Though it has nothing close to YouTube's astronomical viewership numbers, Facebook has quietly moved up to become the third most popular site for viewing videos, according to the Nielsen Company. While Hulu ranks second to YouTube in terms of the number of streams viewed, Facebook actually boasts far more unique viewers.
Google continues its acquisitive ways with purchase of Teracent.
Google has announced the acquisition of display ad network company Teracent. With Google already owning ad network DoubleClick (acquired in 2007) it seems to be trying to expand its presence in that space, as well as generally trying to broadly integrate its businesses, with the acquisitions of Web communications software company Gizmo5 and mobile display ad network AdMob having already been announced this month.
Clicks vs. Bricks: Amazon and Wal-Mart get into a price war.
Just in time for the holidays, retail heavyweights Amazon and Wal-Mart seem to have locked into a price war with one another. Amazon, of course, has led the encroachment of e-commerce into the sales of traditional retailers like Wal-Mart. Wal-Mart, in turn, is approaching online sales the way it has traditionally moved into new geographic territories--with aggressive pricing designed to take full advantage of its economies of scale.
New York Times
Twitter, Microsoft, and Federated Media team up to bring you expert IT tweets.
Twitter, Microsoft, and Federated Media, who previously had collaborated on a selection of business expert tweets known as ExecTweets, are now gearing a similar approach to Information Technology professionals with ExecTweets IT. The premise appears to be to add value by selecting the top perspectives in a field for inclusion.
eMarketer predicts a modest return to growth for this holiday online shopping season.

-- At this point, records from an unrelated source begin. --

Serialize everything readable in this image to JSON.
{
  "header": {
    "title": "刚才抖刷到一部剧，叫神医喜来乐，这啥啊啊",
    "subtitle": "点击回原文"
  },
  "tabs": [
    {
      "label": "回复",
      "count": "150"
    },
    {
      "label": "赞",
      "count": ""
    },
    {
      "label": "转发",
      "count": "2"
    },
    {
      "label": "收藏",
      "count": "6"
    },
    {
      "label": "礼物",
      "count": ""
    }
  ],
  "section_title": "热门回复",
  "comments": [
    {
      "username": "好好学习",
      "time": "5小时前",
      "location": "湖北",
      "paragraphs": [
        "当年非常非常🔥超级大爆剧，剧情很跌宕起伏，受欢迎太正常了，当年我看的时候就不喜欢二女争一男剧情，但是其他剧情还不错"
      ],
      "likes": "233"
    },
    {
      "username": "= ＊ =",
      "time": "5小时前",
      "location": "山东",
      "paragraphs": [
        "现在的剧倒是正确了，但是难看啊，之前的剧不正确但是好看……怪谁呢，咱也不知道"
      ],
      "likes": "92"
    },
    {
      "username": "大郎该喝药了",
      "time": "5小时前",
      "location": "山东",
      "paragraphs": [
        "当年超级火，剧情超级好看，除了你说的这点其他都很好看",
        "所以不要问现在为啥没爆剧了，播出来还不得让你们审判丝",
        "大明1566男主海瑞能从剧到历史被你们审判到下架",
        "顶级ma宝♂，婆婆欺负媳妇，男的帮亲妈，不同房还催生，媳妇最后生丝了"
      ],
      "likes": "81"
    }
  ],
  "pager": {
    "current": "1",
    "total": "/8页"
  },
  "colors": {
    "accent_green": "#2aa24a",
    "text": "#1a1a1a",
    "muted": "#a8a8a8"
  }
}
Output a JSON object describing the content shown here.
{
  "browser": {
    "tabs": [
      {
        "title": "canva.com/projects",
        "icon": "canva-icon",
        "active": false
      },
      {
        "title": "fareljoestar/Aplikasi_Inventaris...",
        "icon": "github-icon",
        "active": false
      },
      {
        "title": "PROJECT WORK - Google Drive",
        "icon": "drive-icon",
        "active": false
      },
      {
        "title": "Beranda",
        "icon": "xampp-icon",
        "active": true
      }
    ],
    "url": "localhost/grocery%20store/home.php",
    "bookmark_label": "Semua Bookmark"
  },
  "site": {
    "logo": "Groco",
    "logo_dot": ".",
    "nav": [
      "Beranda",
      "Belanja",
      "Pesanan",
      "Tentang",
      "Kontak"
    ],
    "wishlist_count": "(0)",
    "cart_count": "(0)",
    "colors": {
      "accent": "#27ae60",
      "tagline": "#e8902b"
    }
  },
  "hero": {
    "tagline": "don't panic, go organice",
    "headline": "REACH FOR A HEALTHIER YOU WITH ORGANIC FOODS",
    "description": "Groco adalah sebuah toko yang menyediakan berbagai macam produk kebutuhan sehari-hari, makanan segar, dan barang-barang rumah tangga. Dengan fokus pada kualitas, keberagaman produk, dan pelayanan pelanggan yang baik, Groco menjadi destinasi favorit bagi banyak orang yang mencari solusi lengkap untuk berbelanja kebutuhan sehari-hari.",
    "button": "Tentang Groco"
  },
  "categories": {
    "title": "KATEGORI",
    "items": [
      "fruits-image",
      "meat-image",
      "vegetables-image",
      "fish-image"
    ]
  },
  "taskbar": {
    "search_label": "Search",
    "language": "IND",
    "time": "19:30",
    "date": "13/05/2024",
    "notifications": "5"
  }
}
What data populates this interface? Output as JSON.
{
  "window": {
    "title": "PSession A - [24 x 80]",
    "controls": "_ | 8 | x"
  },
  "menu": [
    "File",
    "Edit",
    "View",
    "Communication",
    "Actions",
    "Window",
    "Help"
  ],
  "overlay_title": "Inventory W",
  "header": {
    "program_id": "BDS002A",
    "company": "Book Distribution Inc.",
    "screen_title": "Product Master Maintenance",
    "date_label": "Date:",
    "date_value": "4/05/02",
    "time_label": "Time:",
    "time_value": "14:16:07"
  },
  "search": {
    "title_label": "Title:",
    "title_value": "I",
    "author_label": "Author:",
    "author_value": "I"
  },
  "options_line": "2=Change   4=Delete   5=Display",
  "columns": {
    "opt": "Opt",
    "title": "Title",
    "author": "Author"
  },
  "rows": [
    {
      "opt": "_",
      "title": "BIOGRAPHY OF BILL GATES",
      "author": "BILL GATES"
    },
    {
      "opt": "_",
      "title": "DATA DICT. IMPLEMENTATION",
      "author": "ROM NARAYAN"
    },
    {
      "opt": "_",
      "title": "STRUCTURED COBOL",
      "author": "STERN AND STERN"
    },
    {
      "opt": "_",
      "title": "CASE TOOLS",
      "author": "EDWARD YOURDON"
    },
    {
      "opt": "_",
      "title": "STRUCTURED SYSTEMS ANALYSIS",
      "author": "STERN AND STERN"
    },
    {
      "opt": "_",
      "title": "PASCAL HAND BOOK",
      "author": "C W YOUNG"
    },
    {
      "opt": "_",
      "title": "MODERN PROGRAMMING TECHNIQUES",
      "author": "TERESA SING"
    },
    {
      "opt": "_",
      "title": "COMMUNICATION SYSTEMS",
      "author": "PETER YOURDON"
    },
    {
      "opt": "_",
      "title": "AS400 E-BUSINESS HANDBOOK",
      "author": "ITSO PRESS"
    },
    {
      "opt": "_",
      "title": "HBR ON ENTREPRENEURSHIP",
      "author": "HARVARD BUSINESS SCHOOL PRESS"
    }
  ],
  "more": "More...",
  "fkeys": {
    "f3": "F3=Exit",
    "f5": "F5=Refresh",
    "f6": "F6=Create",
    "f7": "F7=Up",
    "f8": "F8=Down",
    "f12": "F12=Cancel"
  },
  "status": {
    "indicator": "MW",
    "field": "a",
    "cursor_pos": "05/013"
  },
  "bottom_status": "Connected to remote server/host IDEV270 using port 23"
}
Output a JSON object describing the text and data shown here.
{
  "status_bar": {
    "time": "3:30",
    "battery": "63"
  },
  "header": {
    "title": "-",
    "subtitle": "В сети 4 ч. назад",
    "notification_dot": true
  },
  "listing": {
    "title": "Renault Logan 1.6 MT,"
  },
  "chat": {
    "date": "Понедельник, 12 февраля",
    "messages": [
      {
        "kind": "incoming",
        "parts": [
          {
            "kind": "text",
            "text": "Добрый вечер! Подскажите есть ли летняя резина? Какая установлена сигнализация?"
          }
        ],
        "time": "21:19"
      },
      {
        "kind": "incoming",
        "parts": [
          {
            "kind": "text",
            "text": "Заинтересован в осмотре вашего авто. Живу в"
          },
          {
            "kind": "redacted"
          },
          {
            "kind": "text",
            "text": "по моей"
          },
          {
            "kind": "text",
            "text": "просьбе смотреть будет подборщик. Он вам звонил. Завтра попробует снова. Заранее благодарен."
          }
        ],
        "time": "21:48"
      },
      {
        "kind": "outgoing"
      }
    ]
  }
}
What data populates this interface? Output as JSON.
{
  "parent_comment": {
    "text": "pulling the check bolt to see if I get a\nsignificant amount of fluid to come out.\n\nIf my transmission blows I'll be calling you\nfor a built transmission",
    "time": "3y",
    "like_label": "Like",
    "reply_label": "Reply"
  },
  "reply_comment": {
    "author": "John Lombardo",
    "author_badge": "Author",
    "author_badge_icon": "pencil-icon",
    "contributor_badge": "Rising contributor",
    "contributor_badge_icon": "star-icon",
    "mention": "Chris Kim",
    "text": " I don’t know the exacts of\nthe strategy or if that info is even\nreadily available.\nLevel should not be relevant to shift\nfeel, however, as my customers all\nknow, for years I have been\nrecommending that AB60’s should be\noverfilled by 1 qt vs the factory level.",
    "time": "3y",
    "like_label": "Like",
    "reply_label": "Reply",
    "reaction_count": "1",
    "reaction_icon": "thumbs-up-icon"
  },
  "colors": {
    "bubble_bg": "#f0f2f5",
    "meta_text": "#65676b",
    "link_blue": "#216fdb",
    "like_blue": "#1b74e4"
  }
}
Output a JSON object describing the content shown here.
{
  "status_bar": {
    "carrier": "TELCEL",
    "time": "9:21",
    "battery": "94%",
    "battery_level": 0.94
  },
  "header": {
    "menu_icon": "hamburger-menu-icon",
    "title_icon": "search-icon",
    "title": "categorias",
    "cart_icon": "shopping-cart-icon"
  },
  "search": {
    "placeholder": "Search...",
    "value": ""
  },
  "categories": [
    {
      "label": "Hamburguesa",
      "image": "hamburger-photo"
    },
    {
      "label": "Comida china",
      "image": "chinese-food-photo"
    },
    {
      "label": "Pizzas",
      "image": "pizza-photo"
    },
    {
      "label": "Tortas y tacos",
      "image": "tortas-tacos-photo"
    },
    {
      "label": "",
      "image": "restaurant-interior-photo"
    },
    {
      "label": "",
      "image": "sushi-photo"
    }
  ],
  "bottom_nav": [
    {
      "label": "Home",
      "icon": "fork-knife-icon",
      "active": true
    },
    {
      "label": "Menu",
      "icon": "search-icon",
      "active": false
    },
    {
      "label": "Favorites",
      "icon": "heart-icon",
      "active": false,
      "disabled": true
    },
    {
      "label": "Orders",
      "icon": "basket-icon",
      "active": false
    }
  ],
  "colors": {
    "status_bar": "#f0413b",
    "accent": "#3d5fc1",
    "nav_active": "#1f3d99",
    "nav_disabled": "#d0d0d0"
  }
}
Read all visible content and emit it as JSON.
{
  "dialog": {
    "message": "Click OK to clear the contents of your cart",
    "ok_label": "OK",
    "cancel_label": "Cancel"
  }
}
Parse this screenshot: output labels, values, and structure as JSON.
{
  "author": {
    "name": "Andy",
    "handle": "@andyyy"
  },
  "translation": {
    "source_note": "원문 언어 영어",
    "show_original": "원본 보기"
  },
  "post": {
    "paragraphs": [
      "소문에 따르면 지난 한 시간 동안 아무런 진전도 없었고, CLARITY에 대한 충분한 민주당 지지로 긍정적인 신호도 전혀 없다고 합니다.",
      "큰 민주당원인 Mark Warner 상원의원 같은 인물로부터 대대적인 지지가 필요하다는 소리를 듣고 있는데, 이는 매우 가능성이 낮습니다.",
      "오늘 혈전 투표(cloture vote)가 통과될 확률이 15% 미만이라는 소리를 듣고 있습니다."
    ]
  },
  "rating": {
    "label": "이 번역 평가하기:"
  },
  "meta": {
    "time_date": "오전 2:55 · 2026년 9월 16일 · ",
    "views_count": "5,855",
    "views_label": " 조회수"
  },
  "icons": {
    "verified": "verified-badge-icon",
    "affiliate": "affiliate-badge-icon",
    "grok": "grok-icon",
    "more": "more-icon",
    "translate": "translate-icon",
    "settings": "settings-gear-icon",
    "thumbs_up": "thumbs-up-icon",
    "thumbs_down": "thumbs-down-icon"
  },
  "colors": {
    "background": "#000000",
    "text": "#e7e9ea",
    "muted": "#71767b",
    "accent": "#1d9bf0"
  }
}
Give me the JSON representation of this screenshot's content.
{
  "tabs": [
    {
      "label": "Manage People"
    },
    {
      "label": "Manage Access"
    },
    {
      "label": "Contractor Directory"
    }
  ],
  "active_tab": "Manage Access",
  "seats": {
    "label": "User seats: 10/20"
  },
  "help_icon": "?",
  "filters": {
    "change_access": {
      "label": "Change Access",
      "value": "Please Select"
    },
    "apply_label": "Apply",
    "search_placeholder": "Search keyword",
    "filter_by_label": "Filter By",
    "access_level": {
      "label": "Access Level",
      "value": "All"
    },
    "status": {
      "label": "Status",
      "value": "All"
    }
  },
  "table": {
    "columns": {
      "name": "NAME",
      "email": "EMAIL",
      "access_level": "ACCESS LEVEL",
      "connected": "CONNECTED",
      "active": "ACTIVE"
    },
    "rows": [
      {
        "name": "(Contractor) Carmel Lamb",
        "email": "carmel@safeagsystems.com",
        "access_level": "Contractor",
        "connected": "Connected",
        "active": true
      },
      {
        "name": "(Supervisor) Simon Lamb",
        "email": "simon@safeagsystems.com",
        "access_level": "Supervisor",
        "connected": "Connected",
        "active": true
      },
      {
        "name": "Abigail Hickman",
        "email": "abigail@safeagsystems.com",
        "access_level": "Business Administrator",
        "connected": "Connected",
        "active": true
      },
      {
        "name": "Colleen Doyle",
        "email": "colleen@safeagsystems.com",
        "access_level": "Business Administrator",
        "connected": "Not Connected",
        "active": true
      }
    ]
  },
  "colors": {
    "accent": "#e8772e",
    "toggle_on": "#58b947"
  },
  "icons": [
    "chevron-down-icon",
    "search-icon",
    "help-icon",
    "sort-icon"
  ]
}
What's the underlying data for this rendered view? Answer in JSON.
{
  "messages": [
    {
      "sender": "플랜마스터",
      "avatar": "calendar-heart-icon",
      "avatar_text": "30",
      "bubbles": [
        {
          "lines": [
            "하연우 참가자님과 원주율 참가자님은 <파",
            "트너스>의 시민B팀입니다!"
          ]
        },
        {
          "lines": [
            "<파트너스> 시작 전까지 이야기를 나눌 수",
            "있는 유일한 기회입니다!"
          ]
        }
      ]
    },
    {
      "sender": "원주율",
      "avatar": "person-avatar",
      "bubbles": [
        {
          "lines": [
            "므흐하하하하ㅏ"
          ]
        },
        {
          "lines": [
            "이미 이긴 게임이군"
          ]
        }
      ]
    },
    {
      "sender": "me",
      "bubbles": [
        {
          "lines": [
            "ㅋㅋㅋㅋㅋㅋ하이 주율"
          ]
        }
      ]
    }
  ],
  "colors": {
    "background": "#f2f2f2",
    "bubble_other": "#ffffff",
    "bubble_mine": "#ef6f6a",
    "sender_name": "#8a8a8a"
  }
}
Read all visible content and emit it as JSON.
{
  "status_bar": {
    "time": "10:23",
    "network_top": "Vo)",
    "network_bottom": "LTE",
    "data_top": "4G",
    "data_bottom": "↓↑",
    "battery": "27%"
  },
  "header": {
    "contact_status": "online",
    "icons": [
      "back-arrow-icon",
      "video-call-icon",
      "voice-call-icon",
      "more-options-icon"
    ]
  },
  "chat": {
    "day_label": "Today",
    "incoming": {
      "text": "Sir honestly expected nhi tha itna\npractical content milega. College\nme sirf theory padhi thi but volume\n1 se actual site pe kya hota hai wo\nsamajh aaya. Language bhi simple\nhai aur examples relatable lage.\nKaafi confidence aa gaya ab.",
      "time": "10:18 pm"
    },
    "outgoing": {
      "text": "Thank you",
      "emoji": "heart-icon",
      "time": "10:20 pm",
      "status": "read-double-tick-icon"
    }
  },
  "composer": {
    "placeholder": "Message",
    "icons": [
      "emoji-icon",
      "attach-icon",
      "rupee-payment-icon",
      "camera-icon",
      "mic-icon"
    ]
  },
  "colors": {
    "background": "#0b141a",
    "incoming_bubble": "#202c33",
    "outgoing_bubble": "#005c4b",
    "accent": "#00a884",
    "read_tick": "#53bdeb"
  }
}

eMarketer predicts that online sales will be up 5.4% this holiday season over the same period last year, coming in at a total of $30 billion. While not a full recovery to 2007's peak of $30.2 billion, eMarketer's projection would represent a welcome return to growth after last year's 5.7% decline.